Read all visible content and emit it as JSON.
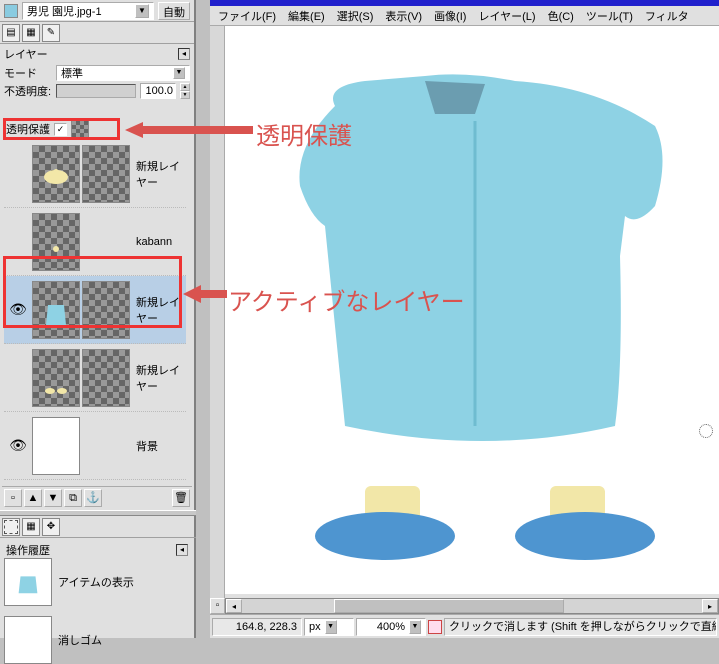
{
  "title_dropdown": "男児 園児.jpg-1",
  "auto_button": "自動",
  "layers_panel_title": "レイヤー",
  "mode_label": "モード",
  "mode_value": "標準",
  "opacity_label": "不透明度:",
  "opacity_value": "100.0",
  "transparency_label": "透明保護",
  "layers": [
    {
      "eye": false,
      "name": "新規レイヤー",
      "active": false,
      "transparent": true,
      "content": "hat"
    },
    {
      "eye": false,
      "name": "kabann",
      "active": false,
      "transparent": true,
      "content": "dot"
    },
    {
      "eye": true,
      "name": "新規レイヤー",
      "active": true,
      "transparent": true,
      "content": "shirt"
    },
    {
      "eye": false,
      "name": "新規レイヤー",
      "active": false,
      "transparent": true,
      "content": "shoes"
    },
    {
      "eye": true,
      "name": "背景",
      "active": false,
      "transparent": false,
      "content": "blank"
    }
  ],
  "history_panel_title": "操作履歴",
  "history_item1": "アイテムの表示",
  "history_item2": "消しゴム",
  "menus": {
    "file": "ファイル(F)",
    "edit": "編集(E)",
    "select": "選択(S)",
    "view": "表示(V)",
    "image": "画像(I)",
    "layer": "レイヤー(L)",
    "colors": "色(C)",
    "tools": "ツール(T)",
    "filters": "フィルタ"
  },
  "annotation1": "透明保護",
  "annotation2": "アクティブなレイヤー",
  "status": {
    "coords": "164.8, 228.3",
    "unit": "px",
    "zoom": "400%",
    "hint": "クリックで消します (Shift を押しながらクリックで直線を引く、Ctrl を押しな"
  },
  "colors": {
    "accent_red": "#d9534f",
    "shirt_blue": "#8ed2e4",
    "collar": "#5f93a7",
    "shoe_blue": "#4e95d0",
    "shoe_yellow": "#f2e7a8"
  }
}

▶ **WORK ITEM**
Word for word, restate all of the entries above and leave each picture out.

▶ **RESULT BELOW**
Read all visible content and emit it as JSON.
{
  "title_dropdown": "男児 園児.jpg-1",
  "auto_button": "自動",
  "layers_panel_title": "レイヤー",
  "mode_label": "モード",
  "mode_value": "標準",
  "opacity_label": "不透明度:",
  "opacity_value": "100.0",
  "transparency_label": "透明保護",
  "layers": [
    {
      "eye": false,
      "name": "新規レイヤー",
      "active": false,
      "transparent": true,
      "content": "hat"
    },
    {
      "eye": false,
      "name": "kabann",
      "active": false,
      "transparent": true,
      "content": "dot"
    },
    {
      "eye": true,
      "name": "新規レイヤー",
      "active": true,
      "transparent": true,
      "content": "shirt"
    },
    {
      "eye": false,
      "name": "新規レイヤー",
      "active": false,
      "transparent": true,
      "content": "shoes"
    },
    {
      "eye": true,
      "name": "背景",
      "active": false,
      "transparent": false,
      "content": "blank"
    }
  ],
  "history_panel_title": "操作履歴",
  "history_item1": "アイテムの表示",
  "history_item2": "消しゴム",
  "menus": {
    "file": "ファイル(F)",
    "edit": "編集(E)",
    "select": "選択(S)",
    "view": "表示(V)",
    "image": "画像(I)",
    "layer": "レイヤー(L)",
    "colors": "色(C)",
    "tools": "ツール(T)",
    "filters": "フィルタ"
  },
  "annotation1": "透明保護",
  "annotation2": "アクティブなレイヤー",
  "status": {
    "coords": "164.8, 228.3",
    "unit": "px",
    "zoom": "400%",
    "hint": "クリックで消します (Shift を押しながらクリックで直線を引く、Ctrl を押しな"
  },
  "colors": {
    "accent_red": "#d9534f",
    "shirt_blue": "#8ed2e4",
    "collar": "#5f93a7",
    "shoe_blue": "#4e95d0",
    "shoe_yellow": "#f2e7a8"
  }
}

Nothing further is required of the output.